**About this exercise:**
Leave the images out and repeat the data exactly as given.

Page and application data records
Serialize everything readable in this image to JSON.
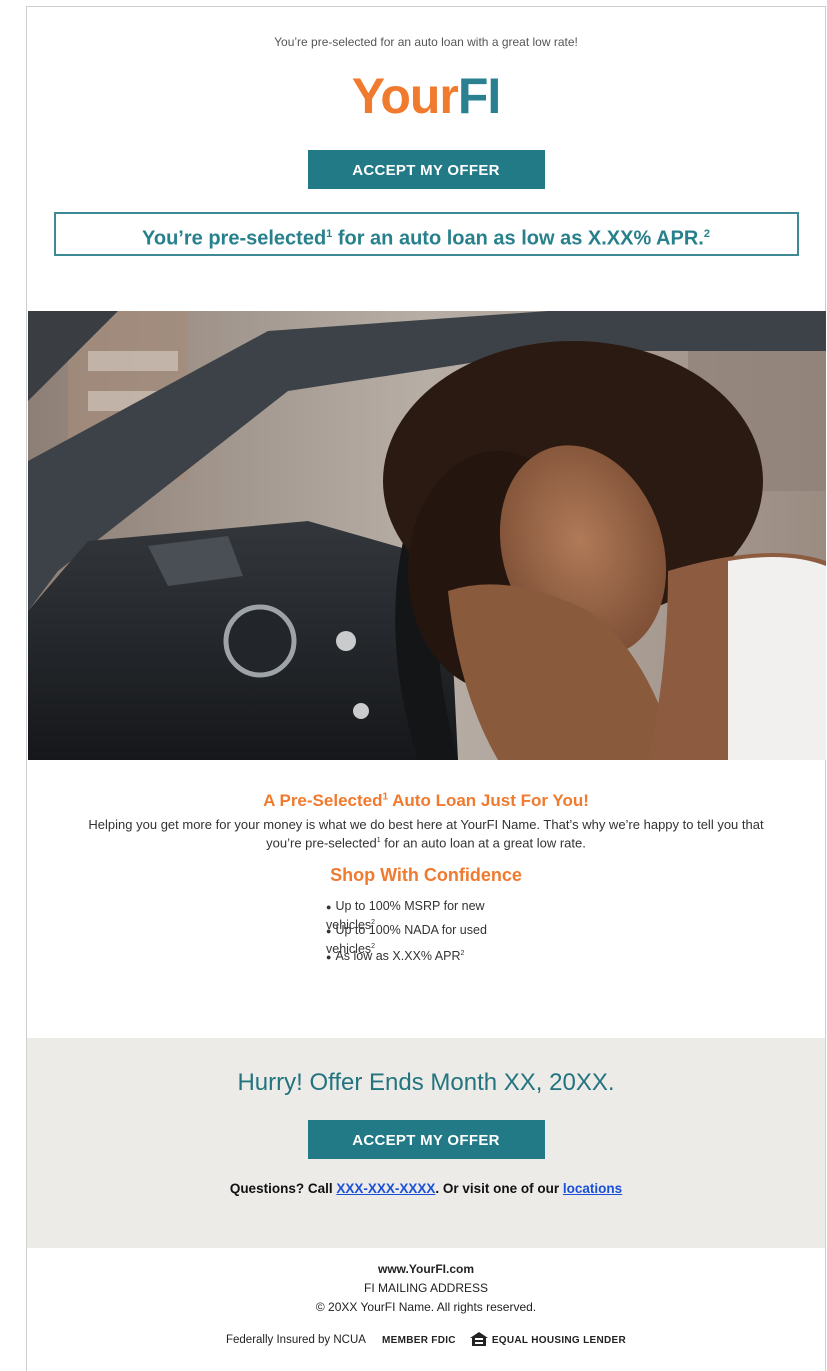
{
  "preheader": "You’re pre-selected for an auto loan with a great low rate!",
  "logo": {
    "part1": "Your",
    "part2": "FI"
  },
  "top_button": "ACCEPT MY OFFER",
  "headline": {
    "prefix": "You’re pre-selected",
    "sup1": "1",
    "middle": " for an auto loan as low as X.XX% APR.",
    "sup2": "2"
  },
  "hero_image": {
    "description": "woman-hugging-steering-wheel"
  },
  "section1": {
    "title_prefix": "A Pre-Selected",
    "title_sup": "1",
    "title_suffix": " Auto Loan Just For You!",
    "para_part1": "Helping you get more for your money is what we do best here at YourFI Name. That’s why we’re happy to tell you that you’re pre-selected",
    "para_sup": "1",
    "para_part2": " for an auto loan at a great low rate."
  },
  "section2": {
    "title": "Shop With Confidence",
    "bullets": [
      {
        "text": "Up to 100% MSRP for new vehicles",
        "sup": "2"
      },
      {
        "text": "Up to 100% NADA for used vehicles",
        "sup": "2"
      },
      {
        "text": "As low as X.XX% APR",
        "sup": "2"
      }
    ]
  },
  "cta": {
    "hurry": "Hurry! Offer Ends Month XX, 20XX.",
    "button": "ACCEPT MY OFFER",
    "questions_prefix": "Questions? Call ",
    "phone": "XXX-XXX-XXXX",
    "questions_middle": ". Or visit one of our ",
    "locations": "locations"
  },
  "footer": {
    "url": "www.YourFI.com",
    "address": "FI MAILING ADDRESS",
    "copyright": "© 20XX YourFI Name. All rights reserved.",
    "ncua": "Federally Insured by NCUA",
    "fdic": "MEMBER FDIC",
    "ehl": "EQUAL HOUSING LENDER"
  },
  "colors": {
    "teal": "#237a87",
    "orange": "#f07a2e",
    "gray_band": "#ecebe8",
    "link": "#1a4fd8"
  }
}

**Reply to the exercise:**
Serialize everything readable in this image to JSON.
{
  "preheader": "You’re pre-selected for an auto loan with a great low rate!",
  "logo": {
    "part1": "Your",
    "part2": "FI"
  },
  "top_button": "ACCEPT MY OFFER",
  "headline": {
    "prefix": "You’re pre-selected",
    "sup1": "1",
    "middle": " for an auto loan as low as X.XX% APR.",
    "sup2": "2"
  },
  "hero_image": {
    "description": "woman-hugging-steering-wheel"
  },
  "section1": {
    "title_prefix": "A Pre-Selected",
    "title_sup": "1",
    "title_suffix": " Auto Loan Just For You!",
    "para_part1": "Helping you get more for your money is what we do best here at YourFI Name. That’s why we’re happy to tell you that you’re pre-selected",
    "para_sup": "1",
    "para_part2": " for an auto loan at a great low rate."
  },
  "section2": {
    "title": "Shop With Confidence",
    "bullets": [
      {
        "text": "Up to 100% MSRP for new vehicles",
        "sup": "2"
      },
      {
        "text": "Up to 100% NADA for used vehicles",
        "sup": "2"
      },
      {
        "text": "As low as X.XX% APR",
        "sup": "2"
      }
    ]
  },
  "cta": {
    "hurry": "Hurry! Offer Ends Month XX, 20XX.",
    "button": "ACCEPT MY OFFER",
    "questions_prefix": "Questions? Call ",
    "phone": "XXX-XXX-XXXX",
    "questions_middle": ". Or visit one of our ",
    "locations": "locations"
  },
  "footer": {
    "url": "www.YourFI.com",
    "address": "FI MAILING ADDRESS",
    "copyright": "© 20XX YourFI Name. All rights reserved.",
    "ncua": "Federally Insured by NCUA",
    "fdic": "MEMBER FDIC",
    "ehl": "EQUAL HOUSING LENDER"
  },
  "colors": {
    "teal": "#237a87",
    "orange": "#f07a2e",
    "gray_band": "#ecebe8",
    "link": "#1a4fd8"
  }
}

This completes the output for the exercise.